(SUPPLIED MATERIAL)
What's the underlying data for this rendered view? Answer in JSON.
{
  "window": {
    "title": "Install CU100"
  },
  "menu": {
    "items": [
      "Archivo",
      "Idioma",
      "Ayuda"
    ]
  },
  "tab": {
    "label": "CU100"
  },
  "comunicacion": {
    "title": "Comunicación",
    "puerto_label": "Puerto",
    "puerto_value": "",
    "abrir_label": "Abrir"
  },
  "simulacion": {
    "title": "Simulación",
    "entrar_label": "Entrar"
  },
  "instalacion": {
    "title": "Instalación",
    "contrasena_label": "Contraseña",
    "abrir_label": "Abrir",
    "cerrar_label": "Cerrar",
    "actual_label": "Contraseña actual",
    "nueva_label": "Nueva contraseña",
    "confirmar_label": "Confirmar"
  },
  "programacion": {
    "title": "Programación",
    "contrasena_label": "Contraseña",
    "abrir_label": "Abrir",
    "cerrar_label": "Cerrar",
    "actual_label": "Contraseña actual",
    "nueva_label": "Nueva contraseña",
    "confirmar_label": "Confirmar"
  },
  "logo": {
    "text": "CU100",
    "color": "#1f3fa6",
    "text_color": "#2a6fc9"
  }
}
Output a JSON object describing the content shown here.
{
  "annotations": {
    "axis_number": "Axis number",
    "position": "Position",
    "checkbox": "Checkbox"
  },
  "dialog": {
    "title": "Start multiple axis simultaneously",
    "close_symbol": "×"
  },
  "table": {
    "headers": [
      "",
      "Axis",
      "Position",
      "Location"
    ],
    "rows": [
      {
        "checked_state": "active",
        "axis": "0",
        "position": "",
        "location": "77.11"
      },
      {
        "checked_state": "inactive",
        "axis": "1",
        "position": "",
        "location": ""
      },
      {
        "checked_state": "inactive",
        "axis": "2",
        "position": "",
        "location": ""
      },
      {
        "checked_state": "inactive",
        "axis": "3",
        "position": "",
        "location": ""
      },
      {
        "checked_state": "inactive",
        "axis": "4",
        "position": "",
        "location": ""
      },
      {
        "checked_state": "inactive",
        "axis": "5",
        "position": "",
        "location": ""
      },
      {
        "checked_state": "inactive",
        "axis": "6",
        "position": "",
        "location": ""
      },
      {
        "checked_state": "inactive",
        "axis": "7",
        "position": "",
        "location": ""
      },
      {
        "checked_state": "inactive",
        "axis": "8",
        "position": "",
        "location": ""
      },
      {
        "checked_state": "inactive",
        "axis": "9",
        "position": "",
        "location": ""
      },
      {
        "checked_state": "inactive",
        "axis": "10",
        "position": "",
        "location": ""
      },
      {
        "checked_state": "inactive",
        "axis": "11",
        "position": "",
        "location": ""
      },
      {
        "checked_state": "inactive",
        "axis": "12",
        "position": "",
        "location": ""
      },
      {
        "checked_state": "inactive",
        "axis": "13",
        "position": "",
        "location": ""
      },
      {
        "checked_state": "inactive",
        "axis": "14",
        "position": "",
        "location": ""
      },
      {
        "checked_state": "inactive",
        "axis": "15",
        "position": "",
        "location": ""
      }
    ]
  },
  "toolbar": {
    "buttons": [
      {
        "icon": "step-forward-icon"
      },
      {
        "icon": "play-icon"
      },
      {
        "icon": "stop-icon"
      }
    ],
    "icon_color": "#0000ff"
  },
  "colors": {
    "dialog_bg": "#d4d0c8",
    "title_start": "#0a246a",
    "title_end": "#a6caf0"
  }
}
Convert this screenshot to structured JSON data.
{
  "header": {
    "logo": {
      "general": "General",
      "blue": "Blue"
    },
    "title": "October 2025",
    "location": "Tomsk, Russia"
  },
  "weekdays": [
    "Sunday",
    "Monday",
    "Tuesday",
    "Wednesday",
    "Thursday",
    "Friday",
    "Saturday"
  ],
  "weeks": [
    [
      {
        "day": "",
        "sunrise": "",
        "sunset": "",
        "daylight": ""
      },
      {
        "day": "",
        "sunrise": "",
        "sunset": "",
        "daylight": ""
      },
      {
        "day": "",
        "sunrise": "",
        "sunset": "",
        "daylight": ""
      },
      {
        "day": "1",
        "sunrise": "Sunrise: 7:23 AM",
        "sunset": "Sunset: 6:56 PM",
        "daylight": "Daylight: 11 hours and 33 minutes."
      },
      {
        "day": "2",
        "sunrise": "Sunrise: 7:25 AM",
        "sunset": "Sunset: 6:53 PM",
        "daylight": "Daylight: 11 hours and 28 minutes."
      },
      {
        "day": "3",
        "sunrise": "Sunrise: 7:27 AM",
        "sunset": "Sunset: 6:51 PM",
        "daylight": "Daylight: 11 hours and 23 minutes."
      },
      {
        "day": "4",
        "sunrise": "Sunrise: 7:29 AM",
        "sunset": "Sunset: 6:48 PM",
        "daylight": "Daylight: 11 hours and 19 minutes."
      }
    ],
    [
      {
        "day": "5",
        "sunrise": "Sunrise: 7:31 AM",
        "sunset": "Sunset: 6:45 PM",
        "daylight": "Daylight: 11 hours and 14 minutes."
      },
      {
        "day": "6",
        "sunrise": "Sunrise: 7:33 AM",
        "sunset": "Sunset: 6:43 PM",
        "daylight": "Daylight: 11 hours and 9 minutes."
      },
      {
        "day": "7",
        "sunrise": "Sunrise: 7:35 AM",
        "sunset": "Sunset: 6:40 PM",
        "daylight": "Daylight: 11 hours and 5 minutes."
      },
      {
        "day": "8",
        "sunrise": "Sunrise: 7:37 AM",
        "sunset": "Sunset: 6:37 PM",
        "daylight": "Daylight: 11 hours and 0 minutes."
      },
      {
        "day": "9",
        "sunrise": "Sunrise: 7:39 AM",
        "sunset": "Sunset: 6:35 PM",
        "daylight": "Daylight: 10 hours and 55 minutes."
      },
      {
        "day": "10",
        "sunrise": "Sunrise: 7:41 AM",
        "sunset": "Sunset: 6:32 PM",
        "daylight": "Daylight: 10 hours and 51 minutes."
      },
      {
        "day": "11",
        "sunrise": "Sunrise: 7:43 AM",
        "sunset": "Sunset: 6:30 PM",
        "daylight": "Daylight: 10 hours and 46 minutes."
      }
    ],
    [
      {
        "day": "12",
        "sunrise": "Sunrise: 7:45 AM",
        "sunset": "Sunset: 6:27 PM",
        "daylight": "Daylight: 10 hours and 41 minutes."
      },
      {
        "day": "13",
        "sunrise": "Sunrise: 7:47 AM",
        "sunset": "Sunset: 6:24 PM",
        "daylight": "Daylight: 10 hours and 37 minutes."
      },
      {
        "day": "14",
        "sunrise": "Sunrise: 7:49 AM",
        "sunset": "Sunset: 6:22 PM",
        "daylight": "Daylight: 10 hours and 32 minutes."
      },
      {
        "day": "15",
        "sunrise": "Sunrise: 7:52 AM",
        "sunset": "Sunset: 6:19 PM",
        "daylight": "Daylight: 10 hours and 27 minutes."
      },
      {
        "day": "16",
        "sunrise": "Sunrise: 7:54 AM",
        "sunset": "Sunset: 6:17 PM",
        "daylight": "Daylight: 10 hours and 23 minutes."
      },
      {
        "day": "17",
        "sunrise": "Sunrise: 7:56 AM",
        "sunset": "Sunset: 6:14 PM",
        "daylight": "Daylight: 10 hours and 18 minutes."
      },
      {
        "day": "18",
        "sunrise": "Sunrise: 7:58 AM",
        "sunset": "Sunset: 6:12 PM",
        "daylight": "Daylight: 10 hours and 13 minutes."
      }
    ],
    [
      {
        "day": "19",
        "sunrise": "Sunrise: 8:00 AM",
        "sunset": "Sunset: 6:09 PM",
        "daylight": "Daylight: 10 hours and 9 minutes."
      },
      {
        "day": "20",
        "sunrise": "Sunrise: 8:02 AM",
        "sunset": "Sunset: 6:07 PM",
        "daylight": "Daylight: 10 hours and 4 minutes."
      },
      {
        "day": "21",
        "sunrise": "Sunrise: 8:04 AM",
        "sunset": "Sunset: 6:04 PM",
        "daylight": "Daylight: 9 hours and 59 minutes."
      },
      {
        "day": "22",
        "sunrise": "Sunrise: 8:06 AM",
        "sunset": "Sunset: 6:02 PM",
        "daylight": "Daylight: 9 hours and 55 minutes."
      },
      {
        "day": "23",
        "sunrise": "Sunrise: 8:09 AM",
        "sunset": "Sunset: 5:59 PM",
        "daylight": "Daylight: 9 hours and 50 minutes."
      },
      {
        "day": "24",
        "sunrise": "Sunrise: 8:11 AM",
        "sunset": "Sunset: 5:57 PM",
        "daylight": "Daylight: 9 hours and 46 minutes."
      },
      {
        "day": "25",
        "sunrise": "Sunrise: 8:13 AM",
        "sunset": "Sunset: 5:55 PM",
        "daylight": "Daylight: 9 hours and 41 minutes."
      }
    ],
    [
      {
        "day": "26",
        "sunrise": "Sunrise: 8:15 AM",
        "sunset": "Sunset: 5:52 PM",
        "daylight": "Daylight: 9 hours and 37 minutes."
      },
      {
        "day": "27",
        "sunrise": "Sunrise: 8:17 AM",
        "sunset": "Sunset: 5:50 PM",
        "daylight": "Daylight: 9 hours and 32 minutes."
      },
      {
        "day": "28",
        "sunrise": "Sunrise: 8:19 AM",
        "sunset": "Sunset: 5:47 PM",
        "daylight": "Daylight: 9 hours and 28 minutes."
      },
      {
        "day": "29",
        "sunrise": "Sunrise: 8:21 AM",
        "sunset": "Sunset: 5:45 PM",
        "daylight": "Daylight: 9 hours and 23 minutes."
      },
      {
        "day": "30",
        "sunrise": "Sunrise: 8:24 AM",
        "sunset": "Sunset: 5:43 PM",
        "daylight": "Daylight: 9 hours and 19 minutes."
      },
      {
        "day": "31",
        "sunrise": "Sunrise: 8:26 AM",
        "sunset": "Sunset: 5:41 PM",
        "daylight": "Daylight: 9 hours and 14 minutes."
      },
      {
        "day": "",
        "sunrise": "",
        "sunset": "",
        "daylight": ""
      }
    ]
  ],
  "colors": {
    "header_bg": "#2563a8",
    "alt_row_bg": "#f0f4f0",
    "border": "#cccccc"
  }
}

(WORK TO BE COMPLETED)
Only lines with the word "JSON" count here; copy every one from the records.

(RESPONSE AREA)
What's the underlying data for this rendered view? Answer in JSON.
Output a JSON object describing the content shown here.
Convert this screenshot to structured JSON data.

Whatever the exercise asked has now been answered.